Written By: Law offices of Zoller | Biacsi
In the wake of my son’s graduation from high school, I have been pondering the last 13 years. When my son was 5 – in fact, right before he started kindergarten – his father told me he was unhappy in our marriage and wanted to leave. I can only describe my feelings as total and complete devastation. The word “divorce” was not actually used. I know now that he could not bring himself to say it – at least, not at first.
As my sweet little guy was starting on his new journey, the beginning of his educational years, his Dad left, and we were not sure if he was coming back to the marriage or not. Once I was finally hit with the reality that I was going to be one of “those people” who were divorced and my son was going to come from a “broken home,” the proverbial dam broke. I was totally and completely torn up and could not imagine actually moving forward in any way, shape or form. Let me explain: I did – failure was not in my vocabulary and to me, this was the biggest failure of them all! The collapse of my marriage affected me in every way. Not only was I feeling severe emotional pain, that same pain emanated into the physical – my body ached with my mental anguish.
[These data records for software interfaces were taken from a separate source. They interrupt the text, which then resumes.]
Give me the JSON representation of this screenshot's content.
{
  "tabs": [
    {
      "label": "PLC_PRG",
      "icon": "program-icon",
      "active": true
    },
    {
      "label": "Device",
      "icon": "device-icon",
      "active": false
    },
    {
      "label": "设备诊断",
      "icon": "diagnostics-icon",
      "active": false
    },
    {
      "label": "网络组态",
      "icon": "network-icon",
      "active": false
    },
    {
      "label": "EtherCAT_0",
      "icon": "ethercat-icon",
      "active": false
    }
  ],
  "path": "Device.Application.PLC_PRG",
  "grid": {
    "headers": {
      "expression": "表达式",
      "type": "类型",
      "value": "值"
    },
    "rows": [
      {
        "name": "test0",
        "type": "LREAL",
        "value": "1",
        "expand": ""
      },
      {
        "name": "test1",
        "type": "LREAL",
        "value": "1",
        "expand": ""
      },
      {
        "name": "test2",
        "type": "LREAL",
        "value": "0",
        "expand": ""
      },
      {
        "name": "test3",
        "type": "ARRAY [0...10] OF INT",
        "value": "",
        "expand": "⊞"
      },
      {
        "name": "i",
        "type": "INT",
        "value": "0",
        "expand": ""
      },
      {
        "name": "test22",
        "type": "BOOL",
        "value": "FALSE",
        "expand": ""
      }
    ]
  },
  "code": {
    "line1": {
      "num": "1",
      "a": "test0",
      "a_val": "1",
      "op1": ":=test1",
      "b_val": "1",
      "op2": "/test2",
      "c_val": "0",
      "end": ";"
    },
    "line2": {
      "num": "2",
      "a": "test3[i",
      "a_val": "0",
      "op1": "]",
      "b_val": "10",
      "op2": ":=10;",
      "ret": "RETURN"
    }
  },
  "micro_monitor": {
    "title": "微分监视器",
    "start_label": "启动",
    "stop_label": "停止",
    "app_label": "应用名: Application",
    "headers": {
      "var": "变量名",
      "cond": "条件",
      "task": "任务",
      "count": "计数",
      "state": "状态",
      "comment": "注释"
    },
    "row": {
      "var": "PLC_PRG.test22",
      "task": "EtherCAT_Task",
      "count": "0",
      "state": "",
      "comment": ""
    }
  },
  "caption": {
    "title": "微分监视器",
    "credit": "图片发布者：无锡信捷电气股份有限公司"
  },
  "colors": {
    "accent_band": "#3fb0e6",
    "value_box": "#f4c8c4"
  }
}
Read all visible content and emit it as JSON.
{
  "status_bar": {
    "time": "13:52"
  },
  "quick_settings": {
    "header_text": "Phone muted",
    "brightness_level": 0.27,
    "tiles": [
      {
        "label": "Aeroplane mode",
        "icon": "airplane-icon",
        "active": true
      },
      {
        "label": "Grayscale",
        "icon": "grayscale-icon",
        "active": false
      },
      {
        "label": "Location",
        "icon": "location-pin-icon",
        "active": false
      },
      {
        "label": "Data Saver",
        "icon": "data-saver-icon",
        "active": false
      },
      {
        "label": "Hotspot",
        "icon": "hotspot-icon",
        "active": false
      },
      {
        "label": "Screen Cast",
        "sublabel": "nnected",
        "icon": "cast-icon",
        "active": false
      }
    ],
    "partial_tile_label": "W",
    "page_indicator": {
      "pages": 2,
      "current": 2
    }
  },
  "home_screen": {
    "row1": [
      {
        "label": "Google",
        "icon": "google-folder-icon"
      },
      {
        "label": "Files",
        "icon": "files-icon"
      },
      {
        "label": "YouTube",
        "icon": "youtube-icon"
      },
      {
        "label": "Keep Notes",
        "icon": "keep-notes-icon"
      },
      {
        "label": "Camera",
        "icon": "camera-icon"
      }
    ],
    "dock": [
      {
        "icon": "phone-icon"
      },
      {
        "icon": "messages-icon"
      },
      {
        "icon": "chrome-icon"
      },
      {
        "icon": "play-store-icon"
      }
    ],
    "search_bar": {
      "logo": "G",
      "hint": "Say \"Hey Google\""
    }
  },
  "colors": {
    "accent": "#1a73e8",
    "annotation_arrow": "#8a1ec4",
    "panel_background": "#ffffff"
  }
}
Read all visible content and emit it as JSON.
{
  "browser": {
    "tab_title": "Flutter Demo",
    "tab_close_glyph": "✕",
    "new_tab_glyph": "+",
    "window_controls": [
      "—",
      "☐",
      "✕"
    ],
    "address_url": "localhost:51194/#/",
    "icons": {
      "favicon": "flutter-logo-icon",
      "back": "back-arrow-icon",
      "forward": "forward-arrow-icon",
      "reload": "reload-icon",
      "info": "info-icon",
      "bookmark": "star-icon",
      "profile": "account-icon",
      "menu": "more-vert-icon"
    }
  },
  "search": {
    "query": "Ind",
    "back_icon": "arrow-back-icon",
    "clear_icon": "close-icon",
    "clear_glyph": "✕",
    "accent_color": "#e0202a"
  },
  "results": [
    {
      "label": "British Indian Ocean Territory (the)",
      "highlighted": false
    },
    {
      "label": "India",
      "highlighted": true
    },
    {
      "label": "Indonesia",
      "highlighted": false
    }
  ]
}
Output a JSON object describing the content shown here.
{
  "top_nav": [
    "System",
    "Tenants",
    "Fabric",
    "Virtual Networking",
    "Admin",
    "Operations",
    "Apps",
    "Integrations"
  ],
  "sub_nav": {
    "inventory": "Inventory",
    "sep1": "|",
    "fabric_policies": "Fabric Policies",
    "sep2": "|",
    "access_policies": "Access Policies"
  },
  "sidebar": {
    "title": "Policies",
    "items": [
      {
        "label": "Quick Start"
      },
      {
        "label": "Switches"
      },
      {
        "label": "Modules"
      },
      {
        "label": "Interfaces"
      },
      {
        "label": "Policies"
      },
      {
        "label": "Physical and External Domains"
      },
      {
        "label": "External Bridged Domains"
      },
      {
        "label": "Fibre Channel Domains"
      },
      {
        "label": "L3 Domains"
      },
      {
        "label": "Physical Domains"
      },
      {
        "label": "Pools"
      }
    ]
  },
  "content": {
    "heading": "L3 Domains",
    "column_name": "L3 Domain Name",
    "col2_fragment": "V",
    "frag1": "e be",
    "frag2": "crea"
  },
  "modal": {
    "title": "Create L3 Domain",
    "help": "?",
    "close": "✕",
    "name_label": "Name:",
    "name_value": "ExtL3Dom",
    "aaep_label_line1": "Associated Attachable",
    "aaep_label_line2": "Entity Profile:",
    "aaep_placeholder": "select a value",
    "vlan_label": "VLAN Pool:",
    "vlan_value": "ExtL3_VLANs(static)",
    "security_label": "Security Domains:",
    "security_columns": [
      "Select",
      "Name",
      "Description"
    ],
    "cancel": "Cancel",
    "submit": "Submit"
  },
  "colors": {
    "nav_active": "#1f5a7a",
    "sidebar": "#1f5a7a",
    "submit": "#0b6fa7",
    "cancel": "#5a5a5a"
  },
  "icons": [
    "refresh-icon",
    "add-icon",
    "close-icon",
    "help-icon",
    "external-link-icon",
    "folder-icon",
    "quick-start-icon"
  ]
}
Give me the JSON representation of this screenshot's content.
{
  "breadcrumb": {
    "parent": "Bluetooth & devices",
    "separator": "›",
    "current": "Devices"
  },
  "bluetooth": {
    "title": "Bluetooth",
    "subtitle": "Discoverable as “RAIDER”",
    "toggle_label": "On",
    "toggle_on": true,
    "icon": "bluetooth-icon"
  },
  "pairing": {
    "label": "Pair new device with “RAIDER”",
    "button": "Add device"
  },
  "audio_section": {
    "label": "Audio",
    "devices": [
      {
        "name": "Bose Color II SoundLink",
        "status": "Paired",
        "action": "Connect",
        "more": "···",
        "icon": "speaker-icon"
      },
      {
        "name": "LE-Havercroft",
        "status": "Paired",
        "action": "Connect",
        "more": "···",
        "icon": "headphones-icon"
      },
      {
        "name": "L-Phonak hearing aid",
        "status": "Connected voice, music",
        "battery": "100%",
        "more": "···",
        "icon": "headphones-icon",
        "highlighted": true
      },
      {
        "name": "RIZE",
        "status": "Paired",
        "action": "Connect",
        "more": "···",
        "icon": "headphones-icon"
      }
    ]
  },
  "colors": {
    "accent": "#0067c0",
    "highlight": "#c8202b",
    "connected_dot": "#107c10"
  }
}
The grief was immense. I was deathly thin. Looking back on all of it, it was terrifying.
Fast forward thirteen years and my little 5-year-old, who I thought – deeply feared, really – was going to come from a “broken home”… was actually reared in two amazing households with two sets of loving parents who were almost always on the same page. Now, this little 5-year-old is a handsome, intelligent and athletic 6’5” 18-year-old young man who recently graduated from high school and soon will be off to study Engineering in college. He is the epitome of healthy, whole, and happy.
After my divorce and after I started to heal, I began to see things differently. It was a long, slow and often painful process. When making decisions as our lives moved forward – which, I must note, is hugely important: we were always moving forward, not stagnant – I tried my best to put a decision-making process in motion that placed the most important person in my life, my son, in the center. While I was not always successful at this, I always gave it everything I had and it has served me well. In turn, I believe with all my heart and soul, it has served those I care about very well, too.
At first, I thought my family was going to get smaller after my divorce – you know, fewer Christmas gifts to buy! Well, reality has a funny way of turning expectations on their heads, and that did not really happen – actually, my family grew! My son’s Dad was remarried about one year after we were divorced and about two years after that, he became a Dad, again. My son had a sister. The idea of calling his sister a “half-sister” never entered my mind. This little bundle of joy was never “half” anything – she was and has always been his sister! A few years after that, along came his brother. These new little people enriched our lives in so many ways.
I learned to become friends with my son’s Dad again and, however shocking this may be, I became friends with his wife, too. Not simply on a superficial level – true friendships emerged. And, importantly for me and for my son, I found, despite everything that I thought was possible, incredible happiness.